The beauty of the set-up is that the dryer itself is virtually unmodified. The computer controller prompts the burner to kick in on high flame as required and then to throttle back to low flame as it normally would (the only link between the dryer and boiler being a signal to shut off the water pump when the burner cuts out).

The key difference is that the burner now spends much more time on its low setting, with the biomass boiler providing the lion’s share of the background heat.

“With the dryer spending more of its time on low flame, we’re seeing a 20-30% saving on our diesel bill.

“With our quantity of grain to dry – about 3,000t/year – that’s well worth having. Together with the RHI payments it generates, that makes the £8,000 we spent on the set-up easy to justify.”

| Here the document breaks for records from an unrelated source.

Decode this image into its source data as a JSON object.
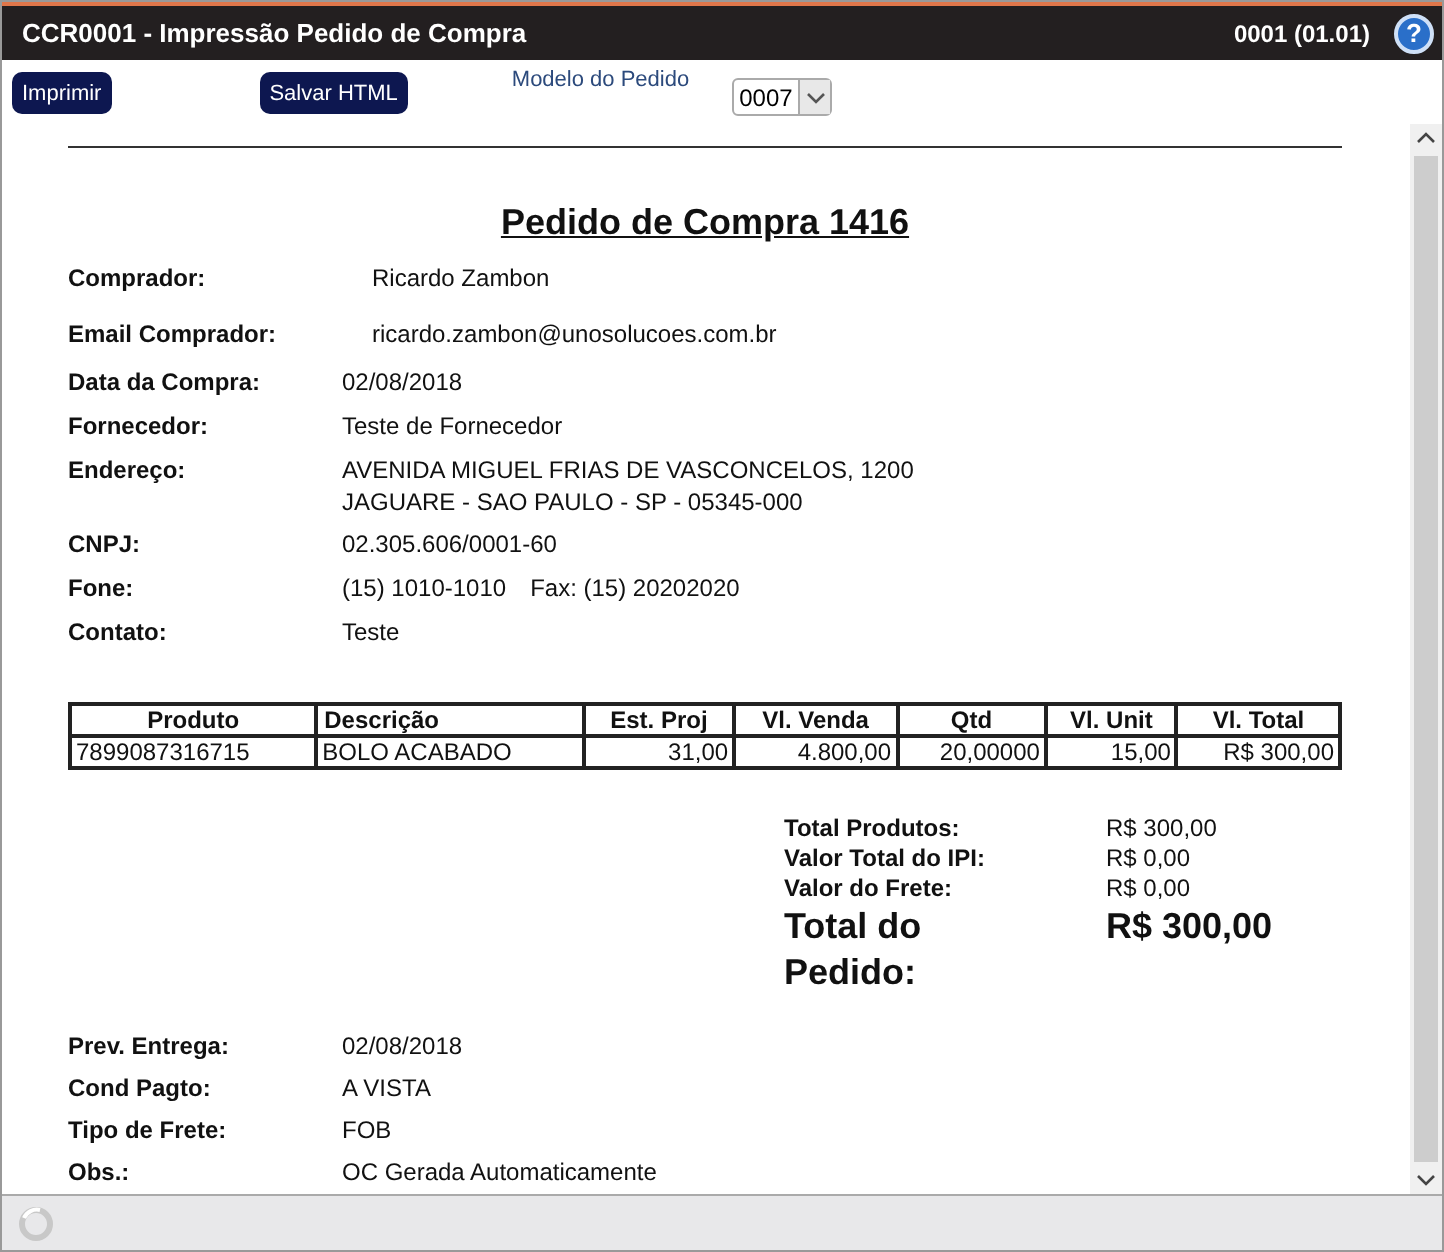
{
  "window": {
    "title": "CCR0001 - Impressão Pedido de Compra",
    "version": "0001 (01.01)",
    "help": "?"
  },
  "toolbar": {
    "buttons": [
      "Imprimir",
      "Salvar HTML"
    ],
    "model_label": "Modelo do Pedido",
    "model_value": "0007"
  },
  "document": {
    "title": "Pedido de Compra 1416",
    "header_fields": [
      {
        "label": "Comprador:",
        "kind": "wide",
        "values": [
          "Ricardo Zambon"
        ]
      },
      {
        "label": "Email Comprador:",
        "kind": "wide",
        "values": [
          "ricardo.zambon@unosolucoes.com.br"
        ]
      },
      {
        "label": "Data da Compra:",
        "kind": "inline",
        "values": [
          "02/08/2018"
        ]
      },
      {
        "label": "Fornecedor:",
        "kind": "inline",
        "values": [
          "Teste de Fornecedor"
        ]
      },
      {
        "label": "Endereço:",
        "kind": "stacked",
        "values": [
          "AVENIDA MIGUEL FRIAS DE VASCONCELOS, 1200",
          "JAGUARE - SAO PAULO - SP - 05345-000"
        ]
      },
      {
        "label": "CNPJ:",
        "kind": "inline",
        "values": [
          "02.305.606/0001-60"
        ]
      },
      {
        "label": "Fone:",
        "kind": "inline",
        "values": [
          "(15) 1010-1010",
          "Fax: (15) 20202020"
        ]
      },
      {
        "label": "Contato:",
        "kind": "inline",
        "values": [
          "Teste"
        ]
      }
    ],
    "table": {
      "columns": [
        "Produto",
        "Descrição",
        "Est. Proj",
        "Vl. Venda",
        "Qtd",
        "Vl. Unit",
        "Vl. Total"
      ],
      "rows": [
        [
          "7899087316715",
          "BOLO ACABADO",
          "31,00",
          "4.800,00",
          "20,00000",
          "15,00",
          "R$ 300,00"
        ]
      ]
    },
    "totals": [
      {
        "label": "Total Produtos:",
        "value": "R$ 300,00",
        "kind": "normal"
      },
      {
        "label": "Valor Total do IPI:",
        "value": "R$ 0,00",
        "kind": "normal"
      },
      {
        "label": "Valor do Frete:",
        "value": "R$ 0,00",
        "kind": "normal"
      },
      {
        "label": "Total do Pedido:",
        "value": "R$ 300,00",
        "kind": "grand"
      }
    ],
    "footer_fields": [
      {
        "label": "Prev. Entrega:",
        "values": [
          "02/08/2018"
        ]
      },
      {
        "label": "Cond Pagto:",
        "values": [
          "A VISTA"
        ]
      },
      {
        "label": "Tipo de Frete:",
        "values": [
          "FOB"
        ]
      },
      {
        "label": "Obs.:",
        "values": [
          "OC Gerada Automaticamente"
        ]
      }
    ]
  }
}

The only downside is that the dryer cooling cycle now takes longer than before because the intake air is still drawn through the heat exchanger for that phase of the operation.

Although water is not pumped through the radiator when the dryer goes into cool down mode, it takes a while for all the heat to dissipate out of the core. In reality it’s no problem – the burners just need to be shut down 10 minutes earlier than before.

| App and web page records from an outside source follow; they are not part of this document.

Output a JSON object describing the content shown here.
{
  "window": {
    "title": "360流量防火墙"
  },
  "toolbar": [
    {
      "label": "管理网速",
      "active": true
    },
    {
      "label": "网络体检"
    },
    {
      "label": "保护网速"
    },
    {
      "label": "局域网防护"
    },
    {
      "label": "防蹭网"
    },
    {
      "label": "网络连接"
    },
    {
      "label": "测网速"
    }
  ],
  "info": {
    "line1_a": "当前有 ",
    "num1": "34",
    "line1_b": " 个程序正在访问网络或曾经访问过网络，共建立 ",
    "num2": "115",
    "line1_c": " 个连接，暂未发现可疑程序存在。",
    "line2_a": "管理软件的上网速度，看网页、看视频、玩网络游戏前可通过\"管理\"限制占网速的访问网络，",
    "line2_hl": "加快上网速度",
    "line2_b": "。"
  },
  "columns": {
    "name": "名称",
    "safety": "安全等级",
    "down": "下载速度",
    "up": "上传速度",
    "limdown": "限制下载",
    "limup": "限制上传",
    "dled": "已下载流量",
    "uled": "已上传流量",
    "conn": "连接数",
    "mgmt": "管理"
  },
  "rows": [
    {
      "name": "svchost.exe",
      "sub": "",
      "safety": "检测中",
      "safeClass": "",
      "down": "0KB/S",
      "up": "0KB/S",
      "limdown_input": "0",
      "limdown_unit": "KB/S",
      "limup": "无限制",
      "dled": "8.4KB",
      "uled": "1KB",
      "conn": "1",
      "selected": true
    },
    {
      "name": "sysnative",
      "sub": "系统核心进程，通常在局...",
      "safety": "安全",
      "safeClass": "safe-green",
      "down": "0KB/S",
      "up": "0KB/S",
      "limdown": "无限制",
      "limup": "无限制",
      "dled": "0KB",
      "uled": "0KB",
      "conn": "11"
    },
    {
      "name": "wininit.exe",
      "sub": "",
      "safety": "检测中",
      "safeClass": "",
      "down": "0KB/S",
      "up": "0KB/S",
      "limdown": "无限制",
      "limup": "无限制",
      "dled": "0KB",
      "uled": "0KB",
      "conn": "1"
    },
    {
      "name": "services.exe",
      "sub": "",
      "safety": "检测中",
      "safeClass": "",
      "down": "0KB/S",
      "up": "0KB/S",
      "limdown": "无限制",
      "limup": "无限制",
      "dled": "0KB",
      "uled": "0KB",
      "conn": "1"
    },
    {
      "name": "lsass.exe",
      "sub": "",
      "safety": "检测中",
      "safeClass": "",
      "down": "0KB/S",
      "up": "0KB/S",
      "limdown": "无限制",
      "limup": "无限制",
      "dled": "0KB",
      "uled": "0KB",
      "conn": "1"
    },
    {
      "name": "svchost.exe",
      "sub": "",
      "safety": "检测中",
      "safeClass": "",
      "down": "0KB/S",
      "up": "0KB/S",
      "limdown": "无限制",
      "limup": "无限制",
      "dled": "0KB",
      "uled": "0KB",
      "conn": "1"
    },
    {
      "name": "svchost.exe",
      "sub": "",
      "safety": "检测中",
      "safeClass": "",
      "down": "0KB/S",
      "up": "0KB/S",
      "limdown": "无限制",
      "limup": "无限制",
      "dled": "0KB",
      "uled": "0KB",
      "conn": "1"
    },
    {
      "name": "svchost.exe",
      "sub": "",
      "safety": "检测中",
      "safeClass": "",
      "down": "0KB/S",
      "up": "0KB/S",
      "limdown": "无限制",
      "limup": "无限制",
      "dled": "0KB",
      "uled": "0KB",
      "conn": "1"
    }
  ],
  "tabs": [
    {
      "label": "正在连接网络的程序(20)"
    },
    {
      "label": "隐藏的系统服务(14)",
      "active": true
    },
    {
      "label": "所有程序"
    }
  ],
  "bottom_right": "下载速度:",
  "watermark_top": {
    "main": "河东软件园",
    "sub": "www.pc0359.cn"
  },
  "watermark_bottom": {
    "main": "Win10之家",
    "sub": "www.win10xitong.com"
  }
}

Despite that, throughputs are pretty impressive – drawing out 6% moisture, the 20t Magna will deal with five batches in a 24-hour period.

Andrew and Emma Hodge. © Nick Fone

Andrew and Emma Hodge. © Nick Fone

What about the feedstock?

For the last three seasons the business has bought in timber from a local woodland management company, stacking it up to dry for a year before having it chipped by a specialist contractor.

However, last winter the Hodges had some of the 60ha of woodland at Rulesmains Farm thinned out and now have a 10-year felling and replanting plan in place to provide a long-term supply of feedstock for the two biomass burners.

Each one has a large reception hopper capable of holding 8-9t of woodchip. Once dry it’s not dense at all – the load in a 14t grain trailer only weighs around 4t.

With the bigger boiler at the home farm running flat out, one hopper load will generally last three to four weeks.

Self-feeding, the burner chamber is stocked by a sweeper auger in the bottom of the bin that helps to avoid any issues with the material bridging and blocking.

“With our woodland and wind here in the Borders it makes sense to make use of the natural resources we have at our disposal,” says Mr Hodges.

“We had the biomass boiler sitting there doing very little through the summertime, so it made sense to make a relatively small investment to get it working for us drying grain.

“The next step is to look at ways of getting the other burner at our other farm paying its way year-round. Without grain storage on site, we’re thinking of converting a silage trailer with a mesh floor to dry woodchip.”